## [Action item]
If a line includes the word "措施项目费", it belongs in the count; state the total for the data below and add nothing.

--- Source data Enclosed Below ---

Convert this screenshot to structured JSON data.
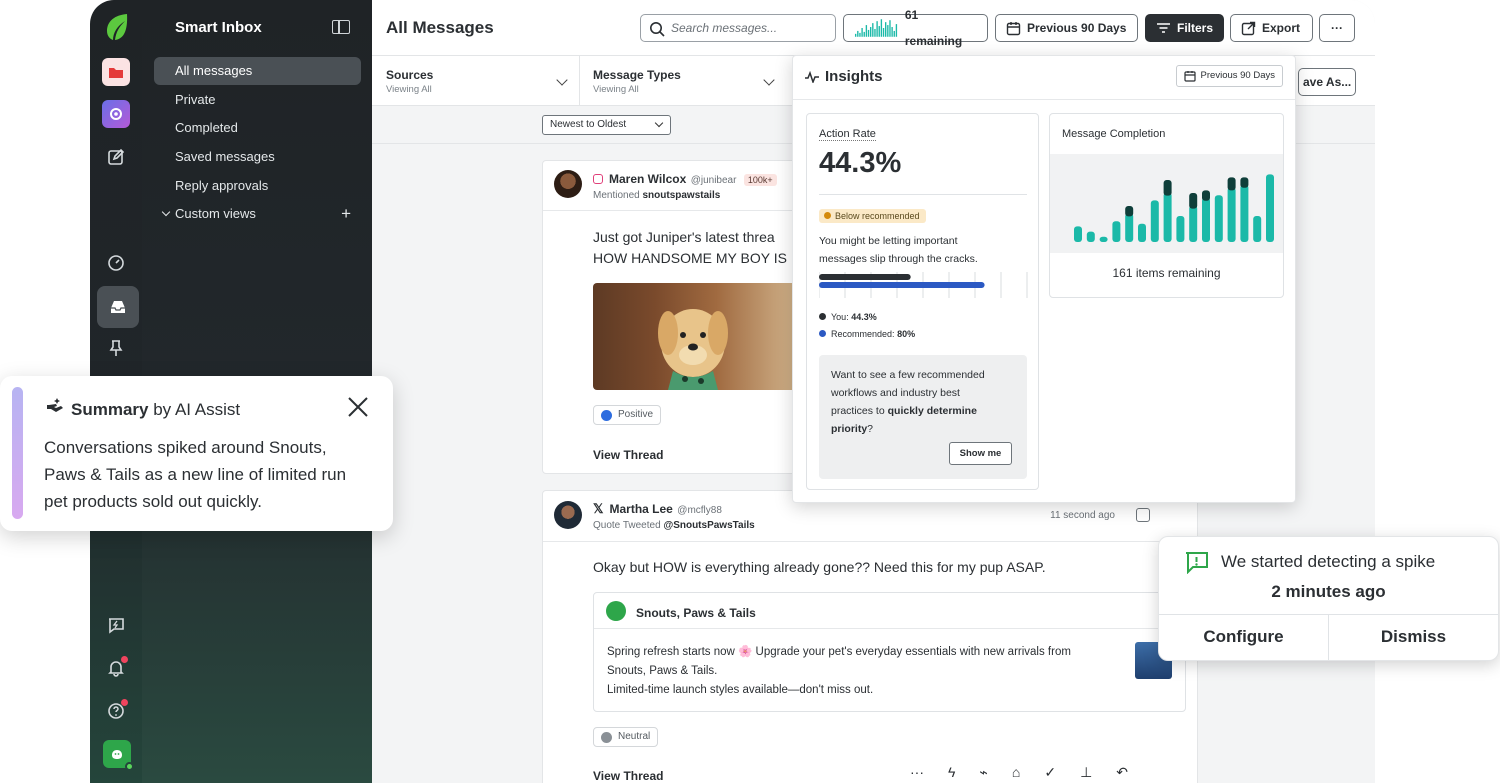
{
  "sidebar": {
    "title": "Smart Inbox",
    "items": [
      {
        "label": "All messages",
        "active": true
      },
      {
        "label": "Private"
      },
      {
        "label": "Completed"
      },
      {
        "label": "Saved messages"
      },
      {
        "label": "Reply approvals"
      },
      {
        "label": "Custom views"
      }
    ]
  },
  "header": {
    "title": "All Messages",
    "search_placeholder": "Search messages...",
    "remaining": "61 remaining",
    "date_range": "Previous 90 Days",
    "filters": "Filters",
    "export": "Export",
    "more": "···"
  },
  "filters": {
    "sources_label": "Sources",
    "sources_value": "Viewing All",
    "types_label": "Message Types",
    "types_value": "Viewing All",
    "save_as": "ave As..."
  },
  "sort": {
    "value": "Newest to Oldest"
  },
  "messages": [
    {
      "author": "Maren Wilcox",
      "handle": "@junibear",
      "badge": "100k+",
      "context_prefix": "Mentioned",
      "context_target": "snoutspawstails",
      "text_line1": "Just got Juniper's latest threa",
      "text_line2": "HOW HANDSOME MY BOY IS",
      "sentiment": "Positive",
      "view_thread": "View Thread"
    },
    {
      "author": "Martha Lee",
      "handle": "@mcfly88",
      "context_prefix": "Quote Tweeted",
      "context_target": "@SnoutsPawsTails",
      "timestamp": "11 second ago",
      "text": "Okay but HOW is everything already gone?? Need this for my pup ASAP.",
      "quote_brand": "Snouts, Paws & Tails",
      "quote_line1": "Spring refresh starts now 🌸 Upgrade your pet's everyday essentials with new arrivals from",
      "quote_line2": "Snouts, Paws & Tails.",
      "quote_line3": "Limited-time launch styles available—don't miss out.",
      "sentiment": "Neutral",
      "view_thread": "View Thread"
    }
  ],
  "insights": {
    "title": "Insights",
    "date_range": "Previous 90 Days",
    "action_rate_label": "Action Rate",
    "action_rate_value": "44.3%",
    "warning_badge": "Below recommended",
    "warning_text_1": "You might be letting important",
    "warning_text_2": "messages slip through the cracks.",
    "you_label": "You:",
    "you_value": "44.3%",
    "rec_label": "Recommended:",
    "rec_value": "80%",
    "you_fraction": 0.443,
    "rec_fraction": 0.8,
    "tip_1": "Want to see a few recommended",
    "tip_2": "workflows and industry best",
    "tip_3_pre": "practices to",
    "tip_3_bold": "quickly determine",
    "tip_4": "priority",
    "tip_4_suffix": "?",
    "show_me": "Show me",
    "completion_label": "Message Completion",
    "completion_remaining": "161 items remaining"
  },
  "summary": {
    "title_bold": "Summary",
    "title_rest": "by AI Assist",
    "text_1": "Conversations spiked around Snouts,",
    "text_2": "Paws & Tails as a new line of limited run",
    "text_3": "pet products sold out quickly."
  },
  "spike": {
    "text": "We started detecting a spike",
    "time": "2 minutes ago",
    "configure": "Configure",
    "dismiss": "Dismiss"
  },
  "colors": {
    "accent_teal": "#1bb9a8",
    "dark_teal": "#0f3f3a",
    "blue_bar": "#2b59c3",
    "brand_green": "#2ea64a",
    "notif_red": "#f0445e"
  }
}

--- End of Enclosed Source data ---
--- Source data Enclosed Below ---

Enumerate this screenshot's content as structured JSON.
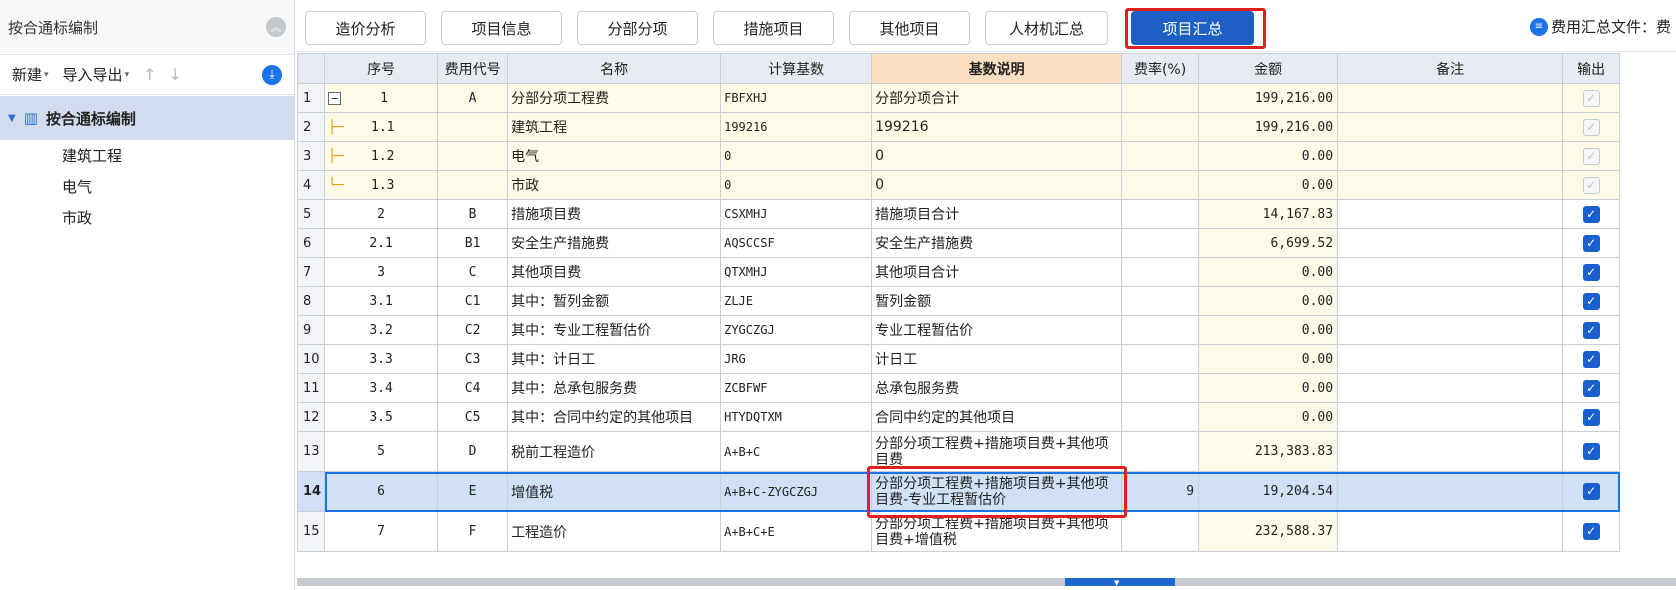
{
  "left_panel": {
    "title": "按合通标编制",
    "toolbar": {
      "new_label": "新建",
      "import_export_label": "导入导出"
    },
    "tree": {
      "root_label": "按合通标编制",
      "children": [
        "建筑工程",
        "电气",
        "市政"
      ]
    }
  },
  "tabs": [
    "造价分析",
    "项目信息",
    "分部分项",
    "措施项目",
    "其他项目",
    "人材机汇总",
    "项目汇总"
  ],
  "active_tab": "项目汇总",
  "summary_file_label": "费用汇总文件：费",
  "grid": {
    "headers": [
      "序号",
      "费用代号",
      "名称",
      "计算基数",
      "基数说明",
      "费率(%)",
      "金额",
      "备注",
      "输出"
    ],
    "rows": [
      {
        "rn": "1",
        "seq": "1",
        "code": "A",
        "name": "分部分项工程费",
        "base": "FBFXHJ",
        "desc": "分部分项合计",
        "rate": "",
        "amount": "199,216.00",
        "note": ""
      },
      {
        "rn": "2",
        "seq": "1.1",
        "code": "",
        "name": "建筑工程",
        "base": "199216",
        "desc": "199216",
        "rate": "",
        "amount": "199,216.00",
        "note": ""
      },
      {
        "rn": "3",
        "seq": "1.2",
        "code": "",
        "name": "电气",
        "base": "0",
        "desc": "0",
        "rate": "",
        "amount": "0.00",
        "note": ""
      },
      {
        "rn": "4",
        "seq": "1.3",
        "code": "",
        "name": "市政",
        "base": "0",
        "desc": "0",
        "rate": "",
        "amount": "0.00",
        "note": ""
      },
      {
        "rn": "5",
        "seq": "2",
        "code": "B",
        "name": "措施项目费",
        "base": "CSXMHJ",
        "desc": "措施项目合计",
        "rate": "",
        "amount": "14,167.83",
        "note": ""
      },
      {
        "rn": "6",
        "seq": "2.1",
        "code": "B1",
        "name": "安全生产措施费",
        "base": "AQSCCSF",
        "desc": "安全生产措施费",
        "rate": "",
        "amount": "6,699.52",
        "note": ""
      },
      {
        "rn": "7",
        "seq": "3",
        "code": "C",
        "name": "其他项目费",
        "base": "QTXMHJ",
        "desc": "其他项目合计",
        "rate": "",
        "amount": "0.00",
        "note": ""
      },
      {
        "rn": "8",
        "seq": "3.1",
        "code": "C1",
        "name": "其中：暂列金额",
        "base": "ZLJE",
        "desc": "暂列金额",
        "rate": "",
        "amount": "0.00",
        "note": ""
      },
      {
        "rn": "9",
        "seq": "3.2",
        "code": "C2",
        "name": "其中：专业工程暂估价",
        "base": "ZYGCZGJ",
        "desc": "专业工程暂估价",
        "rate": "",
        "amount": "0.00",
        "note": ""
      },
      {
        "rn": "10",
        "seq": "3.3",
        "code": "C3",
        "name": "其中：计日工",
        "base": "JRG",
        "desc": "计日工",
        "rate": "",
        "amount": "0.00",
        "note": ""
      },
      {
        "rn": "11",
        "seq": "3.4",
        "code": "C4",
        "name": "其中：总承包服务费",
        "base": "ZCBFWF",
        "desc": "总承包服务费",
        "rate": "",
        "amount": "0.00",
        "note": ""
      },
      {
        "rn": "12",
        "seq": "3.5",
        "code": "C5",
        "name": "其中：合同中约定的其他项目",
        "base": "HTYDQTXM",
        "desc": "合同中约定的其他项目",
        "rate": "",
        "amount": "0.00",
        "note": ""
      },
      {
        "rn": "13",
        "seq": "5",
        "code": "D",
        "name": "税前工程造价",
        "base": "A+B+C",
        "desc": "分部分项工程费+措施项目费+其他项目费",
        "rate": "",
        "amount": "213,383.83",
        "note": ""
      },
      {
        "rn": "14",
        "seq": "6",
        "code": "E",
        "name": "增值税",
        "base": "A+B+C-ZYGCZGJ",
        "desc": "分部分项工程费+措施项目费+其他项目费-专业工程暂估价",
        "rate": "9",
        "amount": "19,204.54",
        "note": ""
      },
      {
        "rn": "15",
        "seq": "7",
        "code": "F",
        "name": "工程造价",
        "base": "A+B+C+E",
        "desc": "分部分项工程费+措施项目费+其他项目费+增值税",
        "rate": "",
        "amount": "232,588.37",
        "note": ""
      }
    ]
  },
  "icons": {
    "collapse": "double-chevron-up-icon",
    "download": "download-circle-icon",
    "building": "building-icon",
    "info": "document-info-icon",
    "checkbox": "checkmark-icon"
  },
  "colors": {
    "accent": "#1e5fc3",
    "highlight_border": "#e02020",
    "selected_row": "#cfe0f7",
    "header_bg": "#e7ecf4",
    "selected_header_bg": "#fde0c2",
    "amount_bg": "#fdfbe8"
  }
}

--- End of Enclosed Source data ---

## [Exercise solution]
4